WHAT TO PRODUCE: Print the entries underneath word for word, omitting whatever pictures they contain.

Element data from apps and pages
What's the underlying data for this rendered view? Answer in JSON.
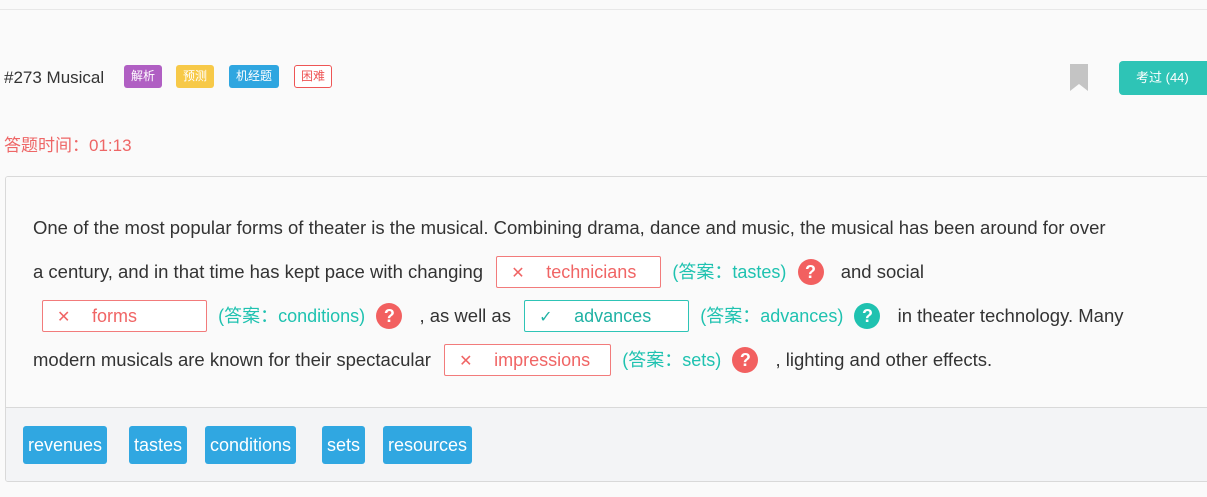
{
  "header": {
    "question_title": "#273 Musical",
    "tags": [
      {
        "label": "解析",
        "color": "#b05fc3"
      },
      {
        "label": "预测",
        "color": "#f7c948"
      },
      {
        "label": "机经题",
        "color": "#2fa6e0"
      },
      {
        "label": "困难",
        "color": "#ee5555"
      }
    ],
    "exam_button": "考过 (44)"
  },
  "timer": "答题时间：01:13",
  "passage": {
    "line1": "One of the most popular forms of theater is the musical. Combining drama, dance and music, the musical has been around for over",
    "line2_pre": "a century, and in that time has kept pace with changing",
    "line2_post": "and social",
    "line3_mid": ", as well as",
    "line3_post": "in theater technology. Many",
    "line4_pre": "modern musicals are known for their spectacular",
    "line4_post": ", lighting and other effects.",
    "blanks": [
      {
        "user_answer": "technicians",
        "status": "wrong",
        "mark": "✕",
        "correct_text": "(答案：tastes)"
      },
      {
        "user_answer": "forms",
        "status": "wrong",
        "mark": "✕",
        "correct_text": "(答案：conditions)"
      },
      {
        "user_answer": "advances",
        "status": "correct",
        "mark": "✓",
        "correct_text": "(答案：advances)"
      },
      {
        "user_answer": "impressions",
        "status": "wrong",
        "mark": "✕",
        "correct_text": "(答案：sets)"
      }
    ],
    "help_glyph": "?"
  },
  "options": [
    "revenues",
    "tastes",
    "conditions",
    "sets",
    "resources"
  ],
  "colors": {
    "accent_teal": "#2ec4b6",
    "wrong_red": "#f06565",
    "option_blue": "#30a7e1",
    "timer_red": "#ee6666"
  }
}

YOUR SOLUTION:
What's the underlying data for this rendered view? Answer in JSON.
{
  "header": {
    "question_title": "#273 Musical",
    "tags": [
      {
        "label": "解析",
        "color": "#b05fc3"
      },
      {
        "label": "预测",
        "color": "#f7c948"
      },
      {
        "label": "机经题",
        "color": "#2fa6e0"
      },
      {
        "label": "困难",
        "color": "#ee5555"
      }
    ],
    "exam_button": "考过 (44)"
  },
  "timer": "答题时间：01:13",
  "passage": {
    "line1": "One of the most popular forms of theater is the musical. Combining drama, dance and music, the musical has been around for over",
    "line2_pre": "a century, and in that time has kept pace with changing",
    "line2_post": "and social",
    "line3_mid": ", as well as",
    "line3_post": "in theater technology. Many",
    "line4_pre": "modern musicals are known for their spectacular",
    "line4_post": ", lighting and other effects.",
    "blanks": [
      {
        "user_answer": "technicians",
        "status": "wrong",
        "mark": "✕",
        "correct_text": "(答案：tastes)"
      },
      {
        "user_answer": "forms",
        "status": "wrong",
        "mark": "✕",
        "correct_text": "(答案：conditions)"
      },
      {
        "user_answer": "advances",
        "status": "correct",
        "mark": "✓",
        "correct_text": "(答案：advances)"
      },
      {
        "user_answer": "impressions",
        "status": "wrong",
        "mark": "✕",
        "correct_text": "(答案：sets)"
      }
    ],
    "help_glyph": "?"
  },
  "options": [
    "revenues",
    "tastes",
    "conditions",
    "sets",
    "resources"
  ],
  "colors": {
    "accent_teal": "#2ec4b6",
    "wrong_red": "#f06565",
    "option_blue": "#30a7e1",
    "timer_red": "#ee6666"
  }
}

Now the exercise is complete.